Improve: Enhance existing content to make it more valuable, relevant, and engaging through revisions, updates, and optimizations. Address shortcomings, optimize for SEO, and improve user experience.
Remove: Eliminate irrelevant, outdated, or underperforming content to streamline the website, enhance user experience, and allocate resources effectively. Properly handle redirects to avoid negative SEO impact.
Hide/Make Non-indexable: Conceal or make specific content non-indexable to retain its usefulness for targeted audiences without affecting SEO. Useful for internal documentation, specific user resources, or outdated content.
Additionally, if the content is outdated but still valuable, clearly indicate the last update date and include a disclaimer notifying users that it may contain outdated information. Provide links to more up-to-date resources if available.
Limitations of content pruning
Content pruning, while beneficial in many cases, has its limitations that need to be considered.
One limitation is that if a website already has limited up-to-date content, pruning it further may negatively impact its ranking potential in relevant SERPs.
Search engines like Google may perceive a small website with reduced content as lacking the necessary depth and breadth of information to be considered authoritative in its niche.
Therefore, cutting down content without a sufficient amount may hinder the website's ability to rank highly in search results.
However, these metrics do not always provide a complete picture.

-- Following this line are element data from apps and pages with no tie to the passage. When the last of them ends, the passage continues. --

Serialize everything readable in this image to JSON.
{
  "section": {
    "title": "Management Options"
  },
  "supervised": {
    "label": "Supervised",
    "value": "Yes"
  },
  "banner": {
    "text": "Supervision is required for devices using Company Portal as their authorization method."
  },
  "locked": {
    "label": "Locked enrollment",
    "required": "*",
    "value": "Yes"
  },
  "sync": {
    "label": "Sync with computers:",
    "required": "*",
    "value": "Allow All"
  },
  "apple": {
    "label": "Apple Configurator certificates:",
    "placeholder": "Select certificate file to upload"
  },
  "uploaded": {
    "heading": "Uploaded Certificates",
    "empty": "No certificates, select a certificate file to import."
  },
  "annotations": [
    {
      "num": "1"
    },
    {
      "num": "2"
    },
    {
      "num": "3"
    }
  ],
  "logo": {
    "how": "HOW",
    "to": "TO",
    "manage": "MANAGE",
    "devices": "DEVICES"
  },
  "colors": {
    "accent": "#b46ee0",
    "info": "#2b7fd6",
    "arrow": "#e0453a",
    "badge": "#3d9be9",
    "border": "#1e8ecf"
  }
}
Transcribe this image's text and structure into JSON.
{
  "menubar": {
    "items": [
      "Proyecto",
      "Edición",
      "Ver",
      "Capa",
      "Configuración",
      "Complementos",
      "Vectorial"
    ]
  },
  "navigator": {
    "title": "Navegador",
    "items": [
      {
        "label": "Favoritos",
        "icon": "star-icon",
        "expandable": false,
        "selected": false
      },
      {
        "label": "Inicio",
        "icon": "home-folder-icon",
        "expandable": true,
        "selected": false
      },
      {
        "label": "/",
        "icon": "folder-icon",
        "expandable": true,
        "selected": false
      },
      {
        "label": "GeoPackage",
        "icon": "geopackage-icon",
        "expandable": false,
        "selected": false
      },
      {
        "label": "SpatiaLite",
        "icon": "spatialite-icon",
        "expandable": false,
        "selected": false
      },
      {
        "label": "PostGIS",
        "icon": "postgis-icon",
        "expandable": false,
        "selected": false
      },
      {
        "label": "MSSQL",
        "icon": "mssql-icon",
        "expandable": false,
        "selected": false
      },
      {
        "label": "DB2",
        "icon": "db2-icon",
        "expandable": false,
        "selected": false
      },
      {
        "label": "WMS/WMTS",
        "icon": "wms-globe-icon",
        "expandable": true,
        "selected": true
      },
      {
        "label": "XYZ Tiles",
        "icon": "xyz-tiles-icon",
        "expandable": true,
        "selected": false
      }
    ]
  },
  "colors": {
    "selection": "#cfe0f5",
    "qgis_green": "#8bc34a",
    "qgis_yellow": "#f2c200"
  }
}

For instance, an article with low traffic may still be considered high-quality if it has authoritative backlinks, ranks well for specific niche keywords, or attracts a dedicated audience, even if the overall volume is low.
Therefore, relying solely on metrics to assess content quality may not always accurately reflect its value.
When it comes to content pruning, there are several tips and best practices to consider for a successful implementation.
Here are some key findings and recommendations:
Foster a joint effort for success
Content pruning works best when coupled with a commitment to improving editorial standards.
Continuously producing low-quality content will diminish the effectiveness of pruning and hinder desired results.
Therefore, quality content and a positive reader experience should always be prioritized.
Be proactive in addressing content decay
Before reaching the stage of content pruning, regularly analyze the performance of your articles and be vigilant about content decay.
Over time, most articles will experience a decline in performance if they are not updated or repurposed.
Actively monitor the performance of your content and proactively update it on a quarterly basis.
Prioritize content quality before pruning
While content pruning can yield desirable results, it should not be the first strategy for newer brands with small websites and blog sections.
Instead, focus on creating high-quality content from the beginning that resonates with your target audience.
Build a strong foundation of valuable content that keeps readers coming back. Prioritize filling gaps in your content, updating older articles when necessary, acquiring backlinks, and promoting your content through appropriate channels.
These content marketing basics should be pursued before considering content pruning.
Keep track of content that will become outdated
To effectively manage content that is bound to become outdated, it is essential to keep track of such content and schedule updates accordingly.
While setting reminders in your calendar can work initially, as the number of reminders increases, it becomes beneficial to centralize this process through a content calendar.
A content calendar serves as a centralized hub where you can plan, track, and schedule content updates, including those related to outdated content.
Incorporating a content calendar into your workflow can help you gain visibility and ensure that they are executed in a timely manner.
Content pruning is a strategic process that involves assessing, optimizing, and managing website content to improve SEO performance and enhance user experience.
By selectively removing or improving underperforming or outdated content, website owners can streamline their site's structure, focus resources on high-value pages, and maintain relevance in search engine rankings.